I tried many different techniques, but the engine braking was extremely aggressive, and the amount of grip needed wasn’t there most of the time. As I kept trying different techniques, I slowly started to get a better hang of the car.
iR-04 Formula Car in iRacing
Suddenly, my team got an email saying the setup that VCO sent us was incorrect and that they had messed up a part of their setup before sending it off. My teammates and I were especially upset because we had already gotten used to the different setup, and now it will be amended. But on second thought, we were pretty happy that VCO was able to see how undrivable the car was. After we updated our setups, the car felt that much better. The engine braking was still strong, but the rear stability under braking and accelerating was an incredible change. I ended up improving my lap time by 2 tenths, but we had no time to recheck the data as the 2 tracks on the voting were announced.
Day Before the Race
The track was determined by a voting system. Between 2 tracks: Fuji International Speedway or Canadian Tire Motorsport Park (CTMP). Obviously, I believe Fuji was a much better track and so did 84% of the vote.
Tweet by VCO on what track to compete on
A day before the race, I had no chance to practice the track for more than 30 minutes. I was out on an important last-minute trip most of the day. I came back home at 10pm and work up at 6.00 AM to start practicing up until the race at 12 PM. My personal best was a 1.40.1 at the end of my practice on Fuji while the average lap time was a 1.39.5. I went in with full awareness that I might not be able to get on the top grid, though I was very confident about my start.
After my heat was announced, I qualified near the midfield and was awaiting the green light. On the standing start, I was praying for a great start. My focus was 100% on the race and all the tension rose up like a flash flood. After the lights went off, it was like someone pulled the drain in a bathtub full of tension. I got a great start and moved up 2 places. After a few crashes by the other drivers, I immediately inherited a top minefield position. On the last sector, I started going wheel to wheel with another driver, I was able to overtake him, but he stayed close to my rear. I had an opportunity to go wheel to wheel with the next person. As I was about to overtake him around the outside, I got hit in the side of my car. The person behind me crashed into me and damaged my side bodywork and my rear axle. I ended up getting spun around all the way to last place. My aero was damaged and my wheels were misaligned. I was unable to take turns as fast as I could. I had to compromise speed to bring the car home.
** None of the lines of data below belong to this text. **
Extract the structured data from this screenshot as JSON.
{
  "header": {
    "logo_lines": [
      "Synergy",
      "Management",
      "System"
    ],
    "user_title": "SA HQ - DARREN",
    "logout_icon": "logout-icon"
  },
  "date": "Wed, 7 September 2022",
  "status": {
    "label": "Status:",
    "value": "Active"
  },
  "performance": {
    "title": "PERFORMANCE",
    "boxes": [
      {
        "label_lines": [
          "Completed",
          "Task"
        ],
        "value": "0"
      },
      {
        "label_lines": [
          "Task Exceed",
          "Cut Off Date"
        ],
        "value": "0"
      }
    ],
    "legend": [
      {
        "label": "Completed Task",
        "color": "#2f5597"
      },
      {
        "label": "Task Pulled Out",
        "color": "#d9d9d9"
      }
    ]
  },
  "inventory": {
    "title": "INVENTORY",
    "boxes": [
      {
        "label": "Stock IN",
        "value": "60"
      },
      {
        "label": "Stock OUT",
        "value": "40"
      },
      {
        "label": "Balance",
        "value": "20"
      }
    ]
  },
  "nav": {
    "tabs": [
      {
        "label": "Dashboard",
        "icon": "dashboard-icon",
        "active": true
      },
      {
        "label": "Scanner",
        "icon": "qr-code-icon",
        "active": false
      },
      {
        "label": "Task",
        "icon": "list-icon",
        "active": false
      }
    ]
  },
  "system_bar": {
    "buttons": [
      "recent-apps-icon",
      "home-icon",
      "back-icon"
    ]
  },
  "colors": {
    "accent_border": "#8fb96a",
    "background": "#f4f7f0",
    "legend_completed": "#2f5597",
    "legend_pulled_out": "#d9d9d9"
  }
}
I was unable to score points, and my team wasn’t able to reach the 2nd heat split. However, this was a great experience working alongside a team and racing against big names like Williams, Apex Predators, Sim sports, etc. We were able to be ahead of a few teams, but unable to reach the final cut.